App and web page records:
══════════════════════════════

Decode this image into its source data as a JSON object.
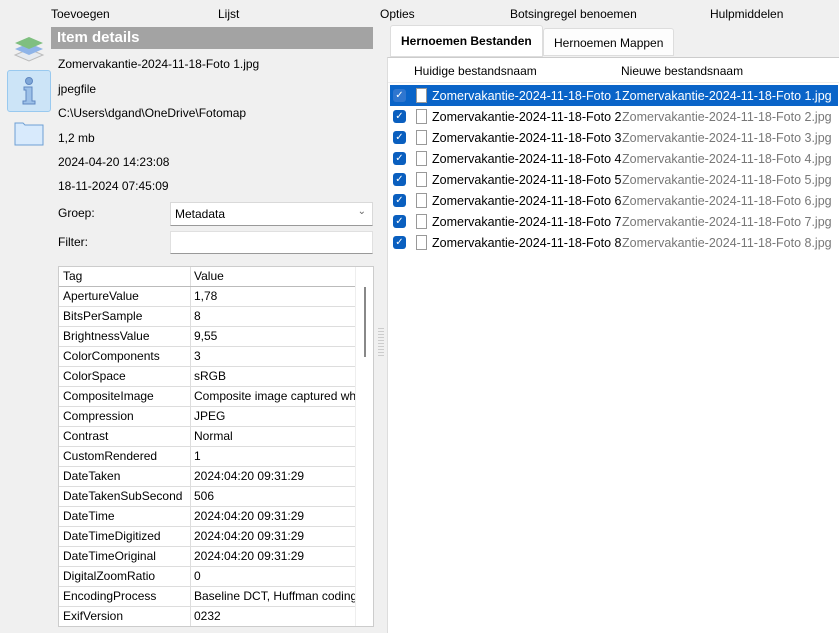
{
  "menu": [
    "Toevoegen",
    "Lijst",
    "Opties",
    "Botsingregel benoemen",
    "Hulpmiddelen"
  ],
  "panel_title": "Item details",
  "details": {
    "name": "Zomervakantie-2024-11-18-Foto 1.jpg",
    "type": "jpegfile",
    "path": "C:\\Users\\dgand\\OneDrive\\Fotomap",
    "size": "1,2 mb",
    "created": "2024-04-20 14:23:08",
    "modified": "18-11-2024 07:45:09"
  },
  "group_label": "Groep:",
  "group_value": "Metadata",
  "filter_label": "Filter:",
  "filter_value": "",
  "meta_headers": [
    "Tag",
    "Value"
  ],
  "meta": [
    [
      "ApertureValue",
      "1,78"
    ],
    [
      "BitsPerSample",
      "8"
    ],
    [
      "BrightnessValue",
      "9,55"
    ],
    [
      "ColorComponents",
      "3"
    ],
    [
      "ColorSpace",
      "sRGB"
    ],
    [
      "CompositeImage",
      "Composite image captured wh"
    ],
    [
      "Compression",
      "JPEG"
    ],
    [
      "Contrast",
      "Normal"
    ],
    [
      "CustomRendered",
      "1"
    ],
    [
      "DateTaken",
      "2024:04:20 09:31:29"
    ],
    [
      "DateTakenSubSecond",
      "506"
    ],
    [
      "DateTime",
      "2024:04:20 09:31:29"
    ],
    [
      "DateTimeDigitized",
      "2024:04:20 09:31:29"
    ],
    [
      "DateTimeOriginal",
      "2024:04:20 09:31:29"
    ],
    [
      "DigitalZoomRatio",
      "0"
    ],
    [
      "EncodingProcess",
      "Baseline DCT, Huffman coding"
    ],
    [
      "ExifVersion",
      "0232"
    ]
  ],
  "tabs": [
    "Hernoemen Bestanden",
    "Hernoemen Mappen"
  ],
  "list_headers": [
    "Huidige bestandsnaam",
    "Nieuwe bestandsnaam"
  ],
  "files": [
    [
      "Zomervakantie-2024-11-18-Foto 1...",
      "Zomervakantie-2024-11-18-Foto 1.jpg"
    ],
    [
      "Zomervakantie-2024-11-18-Foto 2...",
      "Zomervakantie-2024-11-18-Foto 2.jpg"
    ],
    [
      "Zomervakantie-2024-11-18-Foto 3...",
      "Zomervakantie-2024-11-18-Foto 3.jpg"
    ],
    [
      "Zomervakantie-2024-11-18-Foto 4...",
      "Zomervakantie-2024-11-18-Foto 4.jpg"
    ],
    [
      "Zomervakantie-2024-11-18-Foto 5...",
      "Zomervakantie-2024-11-18-Foto 5.jpg"
    ],
    [
      "Zomervakantie-2024-11-18-Foto 6...",
      "Zomervakantie-2024-11-18-Foto 6.jpg"
    ],
    [
      "Zomervakantie-2024-11-18-Foto 7...",
      "Zomervakantie-2024-11-18-Foto 7.jpg"
    ],
    [
      "Zomervakantie-2024-11-18-Foto 8...",
      "Zomervakantie-2024-11-18-Foto 8.jpg"
    ]
  ]
}
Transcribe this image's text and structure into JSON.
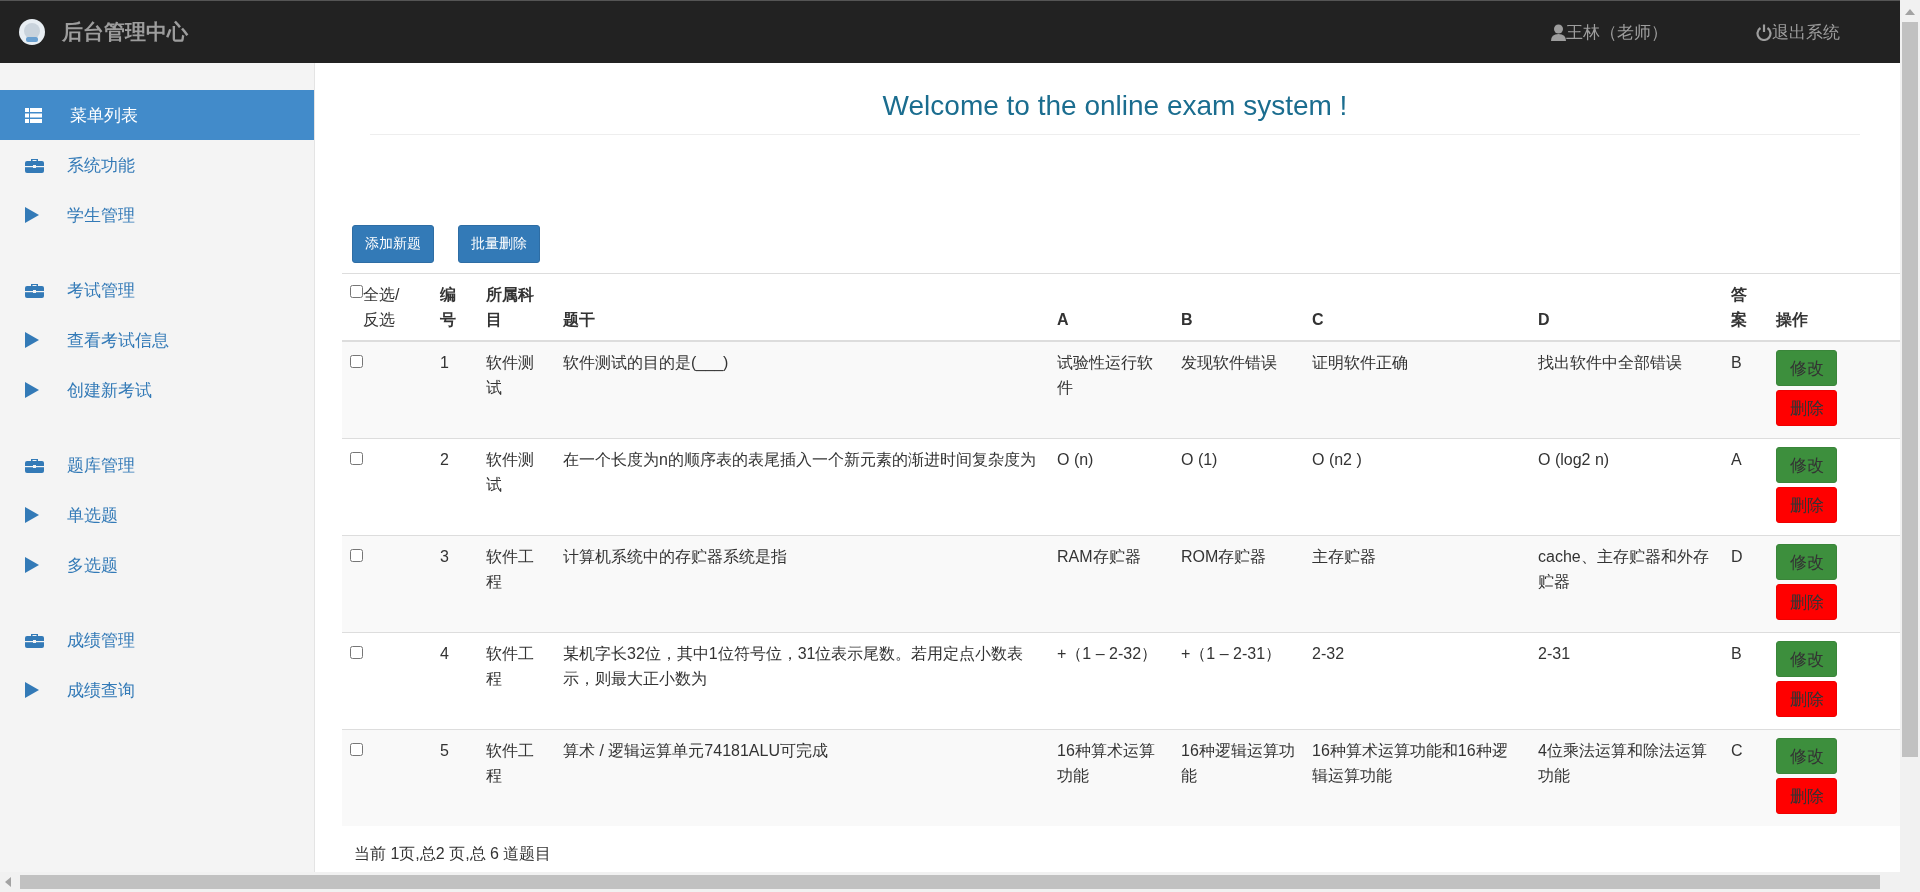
{
  "header": {
    "title": "后台管理中心",
    "user": "王林（老师）",
    "logout": "退出系统"
  },
  "sidebar": {
    "items": [
      {
        "kind": "menu",
        "label": "菜单列表",
        "selected": true
      },
      {
        "kind": "group",
        "label": "系统功能",
        "selected": false,
        "children": [
          {
            "kind": "link",
            "label": "学生管理",
            "selected": false
          }
        ]
      },
      {
        "kind": "group",
        "label": "考试管理",
        "selected": false,
        "children": [
          {
            "kind": "link",
            "label": "查看考试信息",
            "selected": false
          },
          {
            "kind": "link",
            "label": "创建新考试",
            "selected": false
          }
        ]
      },
      {
        "kind": "group",
        "label": "题库管理",
        "selected": false,
        "children": [
          {
            "kind": "link",
            "label": "单选题",
            "selected": false
          },
          {
            "kind": "link",
            "label": "多选题",
            "selected": false
          }
        ]
      },
      {
        "kind": "group",
        "label": "成绩管理",
        "selected": false,
        "children": [
          {
            "kind": "link",
            "label": "成绩查询",
            "selected": false
          }
        ]
      }
    ]
  },
  "welcome": "Welcome to the online exam system !",
  "toolbar": {
    "buttons": [
      "添加新题",
      "批量删除"
    ]
  },
  "table": {
    "select_all": {
      "label": "全选/反选",
      "checked": false
    },
    "columns": [
      "编号",
      "所属科目",
      "题干",
      "A",
      "B",
      "C",
      "D",
      "答案",
      "操作"
    ],
    "rows": [
      {
        "checked": false,
        "id": "1",
        "subject": "软件测试",
        "stem": "软件测试的目的是(___)",
        "a": "试验性运行软件",
        "b": "发现软件错误",
        "c": "证明软件正确",
        "d": "找出软件中全部错误",
        "answer": "B",
        "actions": [
          {
            "kind": "edit",
            "label": "修改"
          },
          {
            "kind": "delete",
            "label": "删除"
          }
        ]
      },
      {
        "checked": false,
        "id": "2",
        "subject": "软件测试",
        "stem": "在一个长度为n的顺序表的表尾插入一个新元素的渐进时间复杂度为",
        "a": "O (n)",
        "b": "O (1)",
        "c": "O (n2 )",
        "d": "O (log2 n)",
        "answer": "A",
        "actions": [
          {
            "kind": "edit",
            "label": "修改"
          },
          {
            "kind": "delete",
            "label": "删除"
          }
        ]
      },
      {
        "checked": false,
        "id": "3",
        "subject": "软件工程",
        "stem": "计算机系统中的存贮器系统是指",
        "a": "RAM存贮器",
        "b": "ROM存贮器",
        "c": "主存贮器",
        "d": "cache、主存贮器和外存贮器",
        "answer": "D",
        "actions": [
          {
            "kind": "edit",
            "label": "修改"
          },
          {
            "kind": "delete",
            "label": "删除"
          }
        ]
      },
      {
        "checked": false,
        "id": "4",
        "subject": "软件工程",
        "stem": "某机字长32位，其中1位符号位，31位表示尾数。若用定点小数表示，则最大正小数为",
        "a": "+（1 – 2-32）",
        "b": "+（1 – 2-31）",
        "c": "2-32",
        "d": "2-31",
        "answer": "B",
        "actions": [
          {
            "kind": "edit",
            "label": "修改"
          },
          {
            "kind": "delete",
            "label": "删除"
          }
        ]
      },
      {
        "checked": false,
        "id": "5",
        "subject": "软件工程",
        "stem": "算术 / 逻辑运算单元74181ALU可完成",
        "a": "16种算术运算功能",
        "b": "16种逻辑运算功能",
        "c": "16种算术运算功能和16种逻辑运算功能",
        "d": "4位乘法运算和除法运算功能",
        "answer": "C",
        "actions": [
          {
            "kind": "edit",
            "label": "修改"
          },
          {
            "kind": "delete",
            "label": "删除"
          }
        ]
      }
    ]
  },
  "pagination": "当前 1页,总2 页,总 6 道题目"
}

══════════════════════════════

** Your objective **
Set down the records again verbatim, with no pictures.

** Task solution **
Decode this image into its source data as a JSON object.
{
  "menu": [
    "Toevoegen",
    "Lijst",
    "Opties",
    "Botsingregel benoemen",
    "Hulpmiddelen"
  ],
  "panel_title": "Item details",
  "details": {
    "name": "Zomervakantie-2024-11-18-Foto 1.jpg",
    "type": "jpegfile",
    "path": "C:\\Users\\dgand\\OneDrive\\Fotomap",
    "size": "1,2 mb",
    "created": "2024-04-20 14:23:08",
    "modified": "18-11-2024 07:45:09"
  },
  "group_label": "Groep:",
  "group_value": "Metadata",
  "filter_label": "Filter:",
  "filter_value": "",
  "meta_headers": [
    "Tag",
    "Value"
  ],
  "meta": [
    [
      "ApertureValue",
      "1,78"
    ],
    [
      "BitsPerSample",
      "8"
    ],
    [
      "BrightnessValue",
      "9,55"
    ],
    [
      "ColorComponents",
      "3"
    ],
    [
      "ColorSpace",
      "sRGB"
    ],
    [
      "CompositeImage",
      "Composite image captured wh"
    ],
    [
      "Compression",
      "JPEG"
    ],
    [
      "Contrast",
      "Normal"
    ],
    [
      "CustomRendered",
      "1"
    ],
    [
      "DateTaken",
      "2024:04:20 09:31:29"
    ],
    [
      "DateTakenSubSecond",
      "506"
    ],
    [
      "DateTime",
      "2024:04:20 09:31:29"
    ],
    [
      "DateTimeDigitized",
      "2024:04:20 09:31:29"
    ],
    [
      "DateTimeOriginal",
      "2024:04:20 09:31:29"
    ],
    [
      "DigitalZoomRatio",
      "0"
    ],
    [
      "EncodingProcess",
      "Baseline DCT, Huffman coding"
    ],
    [
      "ExifVersion",
      "0232"
    ]
  ],
  "tabs": [
    "Hernoemen Bestanden",
    "Hernoemen Mappen"
  ],
  "list_headers": [
    "Huidige bestandsnaam",
    "Nieuwe bestandsnaam"
  ],
  "files": [
    [
      "Zomervakantie-2024-11-18-Foto 1...",
      "Zomervakantie-2024-11-18-Foto 1.jpg"
    ],
    [
      "Zomervakantie-2024-11-18-Foto 2...",
      "Zomervakantie-2024-11-18-Foto 2.jpg"
    ],
    [
      "Zomervakantie-2024-11-18-Foto 3...",
      "Zomervakantie-2024-11-18-Foto 3.jpg"
    ],
    [
      "Zomervakantie-2024-11-18-Foto 4...",
      "Zomervakantie-2024-11-18-Foto 4.jpg"
    ],
    [
      "Zomervakantie-2024-11-18-Foto 5...",
      "Zomervakantie-2024-11-18-Foto 5.jpg"
    ],
    [
      "Zomervakantie-2024-11-18-Foto 6...",
      "Zomervakantie-2024-11-18-Foto 6.jpg"
    ],
    [
      "Zomervakantie-2024-11-18-Foto 7...",
      "Zomervakantie-2024-11-18-Foto 7.jpg"
    ],
    [
      "Zomervakantie-2024-11-18-Foto 8...",
      "Zomervakantie-2024-11-18-Foto 8.jpg"
    ]
  ]
}
Transcribe this image's text and structure into JSON.
{
  "header": {
    "title": "后台管理中心",
    "user": "王林（老师）",
    "logout": "退出系统"
  },
  "sidebar": {
    "items": [
      {
        "kind": "menu",
        "label": "菜单列表",
        "selected": true
      },
      {
        "kind": "group",
        "label": "系统功能",
        "selected": false,
        "children": [
          {
            "kind": "link",
            "label": "学生管理",
            "selected": false
          }
        ]
      },
      {
        "kind": "group",
        "label": "考试管理",
        "selected": false,
        "children": [
          {
            "kind": "link",
            "label": "查看考试信息",
            "selected": false
          },
          {
            "kind": "link",
            "label": "创建新考试",
            "selected": false
          }
        ]
      },
      {
        "kind": "group",
        "label": "题库管理",
        "selected": false,
        "children": [
          {
            "kind": "link",
            "label": "单选题",
            "selected": false
          },
          {
            "kind": "link",
            "label": "多选题",
            "selected": false
          }
        ]
      },
      {
        "kind": "group",
        "label": "成绩管理",
        "selected": false,
        "children": [
          {
            "kind": "link",
            "label": "成绩查询",
            "selected": false
          }
        ]
      }
    ]
  },
  "welcome": "Welcome to the online exam system !",
  "toolbar": {
    "buttons": [
      "添加新题",
      "批量删除"
    ]
  },
  "table": {
    "select_all": {
      "label": "全选/反选",
      "checked": false
    },
    "columns": [
      "编号",
      "所属科目",
      "题干",
      "A",
      "B",
      "C",
      "D",
      "答案",
      "操作"
    ],
    "rows": [
      {
        "checked": false,
        "id": "1",
        "subject": "软件测试",
        "stem": "软件测试的目的是(___)",
        "a": "试验性运行软件",
        "b": "发现软件错误",
        "c": "证明软件正确",
        "d": "找出软件中全部错误",
        "answer": "B",
        "actions": [
          {
            "kind": "edit",
            "label": "修改"
          },
          {
            "kind": "delete",
            "label": "删除"
          }
        ]
      },
      {
        "checked": false,
        "id": "2",
        "subject": "软件测试",
        "stem": "在一个长度为n的顺序表的表尾插入一个新元素的渐进时间复杂度为",
        "a": "O (n)",
        "b": "O (1)",
        "c": "O (n2 )",
        "d": "O (log2 n)",
        "answer": "A",
        "actions": [
          {
            "kind": "edit",
            "label": "修改"
          },
          {
            "kind": "delete",
            "label": "删除"
          }
        ]
      },
      {
        "checked": false,
        "id": "3",
        "subject": "软件工程",
        "stem": "计算机系统中的存贮器系统是指",
        "a": "RAM存贮器",
        "b": "ROM存贮器",
        "c": "主存贮器",
        "d": "cache、主存贮器和外存贮器",
        "answer": "D",
        "actions": [
          {
            "kind": "edit",
            "label": "修改"
          },
          {
            "kind": "delete",
            "label": "删除"
          }
        ]
      },
      {
        "checked": false,
        "id": "4",
        "subject": "软件工程",
        "stem": "某机字长32位，其中1位符号位，31位表示尾数。若用定点小数表示，则最大正小数为",
        "a": "+（1 – 2-32）",
        "b": "+（1 – 2-31）",
        "c": "2-32",
        "d": "2-31",
        "answer": "B",
        "actions": [
          {
            "kind": "edit",
            "label": "修改"
          },
          {
            "kind": "delete",
            "label": "删除"
          }
        ]
      },
      {
        "checked": false,
        "id": "5",
        "subject": "软件工程",
        "stem": "算术 / 逻辑运算单元74181ALU可完成",
        "a": "16种算术运算功能",
        "b": "16种逻辑运算功能",
        "c": "16种算术运算功能和16种逻辑运算功能",
        "d": "4位乘法运算和除法运算功能",
        "answer": "C",
        "actions": [
          {
            "kind": "edit",
            "label": "修改"
          },
          {
            "kind": "delete",
            "label": "删除"
          }
        ]
      }
    ]
  },
  "pagination": "当前 1页,总2 页,总 6 道题目"
}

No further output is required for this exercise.